A number of years ago, in the city in which I live, two neighbors got into a boundary dispute. One man was trimming a hedge along the property line separating their respective lands. The second man thought the first was trimming rose bushes that were on his side of the boundary line. It is not clear whether this was so or not but, if true, it would have amounted to a trespass. What is clear is that, in a flash of anger, one man pushed the other to the ground, which was a trespass (battery) upon the man so attacked. The man who had been pushed called the police and had his neighbor arrested for criminal assault. The man, so charged, was later found guilty and given a fine. The man who had been pushed to the ground organized a neighborhood party to celebrate the conviction of the attacker, at which the attacker showed up with a rifle and shot a number of the revelers, killing some.
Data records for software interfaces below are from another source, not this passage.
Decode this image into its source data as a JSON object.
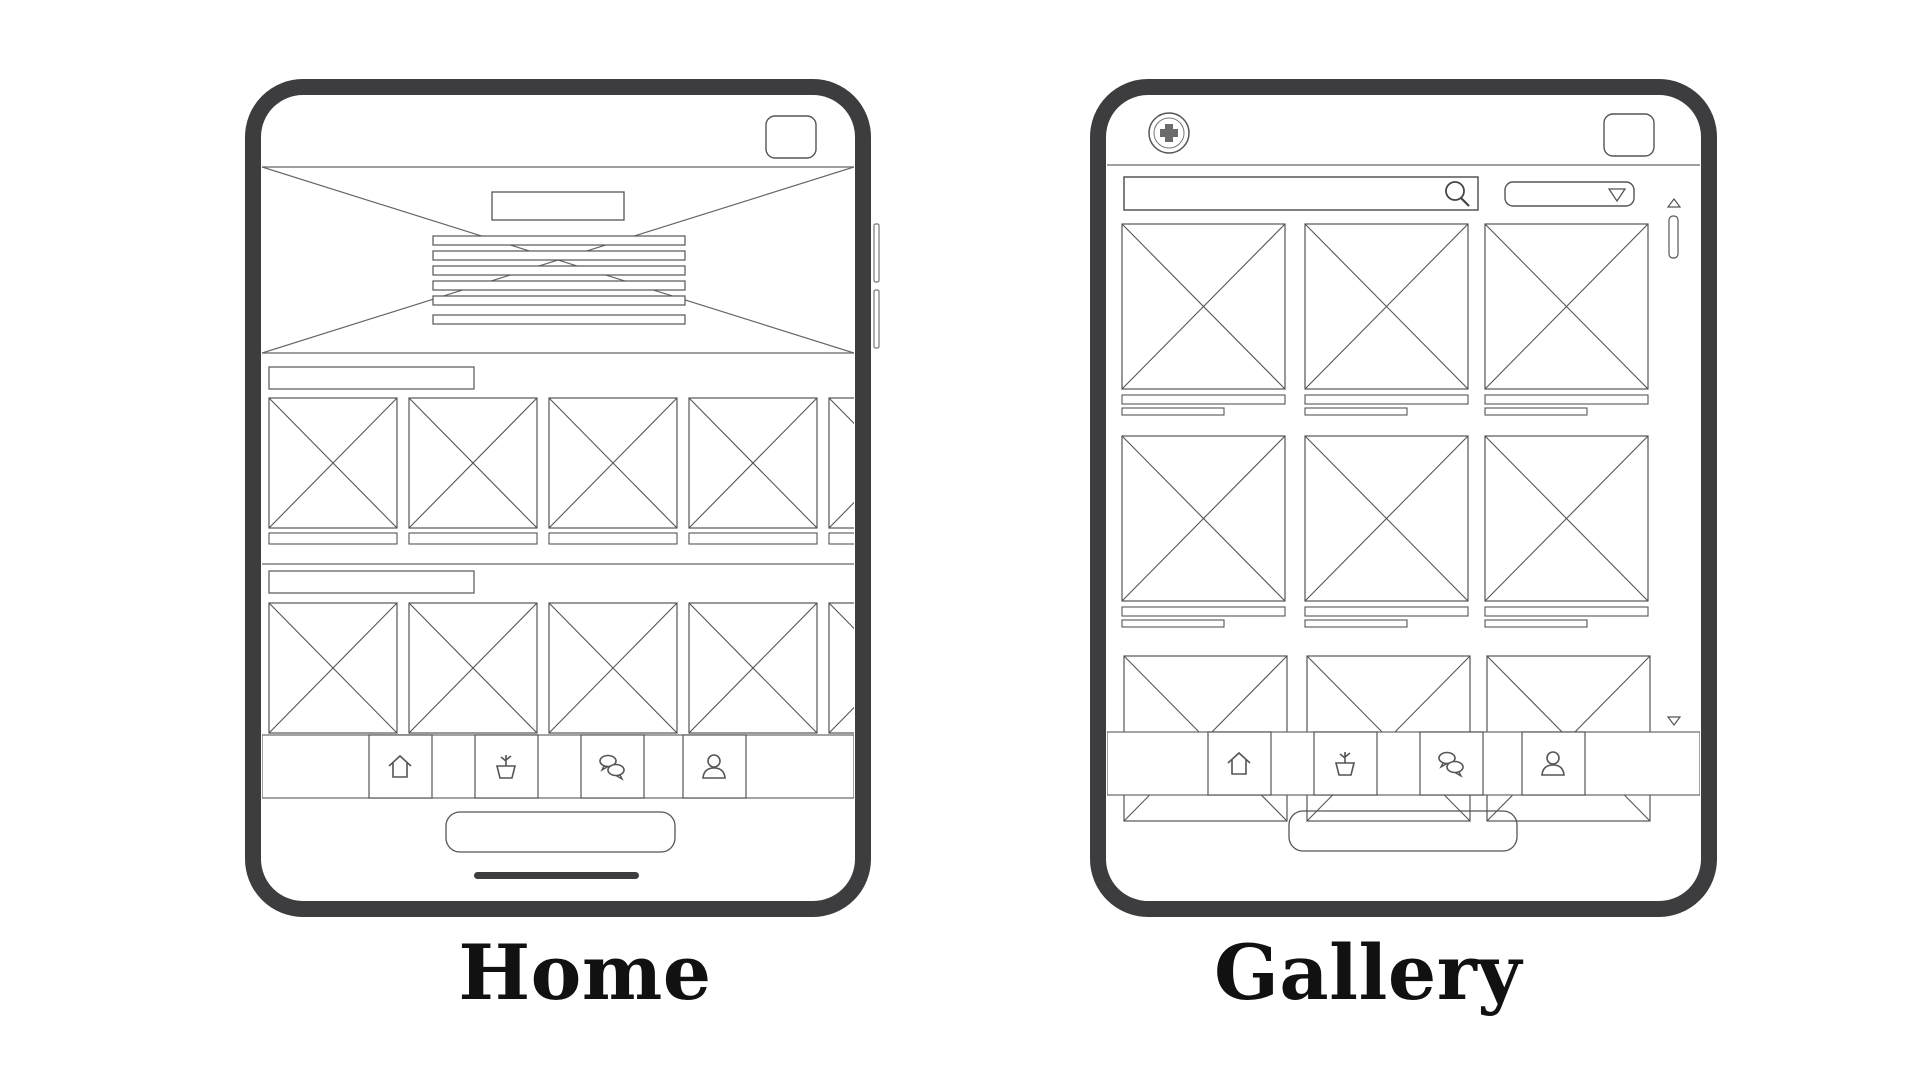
{
  "screens": [
    {
      "caption": "Home"
    },
    {
      "caption": "Gallery"
    }
  ],
  "icons": {
    "home": {
      "top_right": "square-button-icon",
      "nav": [
        "home-icon",
        "plant-icon",
        "chat-icon",
        "user-icon"
      ]
    },
    "gallery": {
      "top_left": "plus-icon",
      "top_right": "square-button-icon",
      "search": "search-icon",
      "dropdown": "triangle-down-icon",
      "scroll": [
        "scroll-up-icon",
        "scroll-down-icon"
      ],
      "nav": [
        "home-icon",
        "plant-icon",
        "chat-icon",
        "user-icon"
      ]
    }
  },
  "colors": {
    "device_frame": "#3d3d3f",
    "wire_line": "#555555",
    "background": "#ffffff"
  }
}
While one can find a number of boundary trespasses in this incident, including the killings, and while an insistence upon one’s inviolability is a worthy stance to take, the more important lesson for both men—as well as the neighbors—would have been to be a bit more humble in insisting upon the micro-measured specificity of their respective boundaries. Perhaps, if we can learn to have respect for one another’s ownership interests, we can also learn to more easily tolerate the errors and miscalculations of others.
Boundaries express both the divisions that separate us from one another, as well as the respect for our separatism that minimizes the conflict that would otherwise result therefrom. As such, boundaries represent a paradox that disguises deeper patterns of harmonizing truth. It is not just our ideas or motives that inject a sense of differentiation among us, but the entropic nature of our existence. Each of us must be able to exclude others from the use and consumption of resources necessary for our survival. This fact of nature includes the ability to consume other living things. Perhaps in being sensitive to the fact that what we have in common are our individual needs for negentropic behavior, we may discover why respecting one another’s boundaries may be the only peaceful—and most productive—way of resolving this dilemma.
It is well to remember the dualistic nature of property boundaries. When respected, individuals will be free not only from the trespasses of others, but to do as they will, regarding what is theirs. When disrespected, however, conflict and violence ensue and liberty is diminished. We should also heed Fritz Perls’s warnings about the potential for disputes to arise along boundary lines. If we fail to pay attention to the conflict-generating implications of our actions, we may find ourselves in deadly conflicts even as we go about trimming our rose bushes.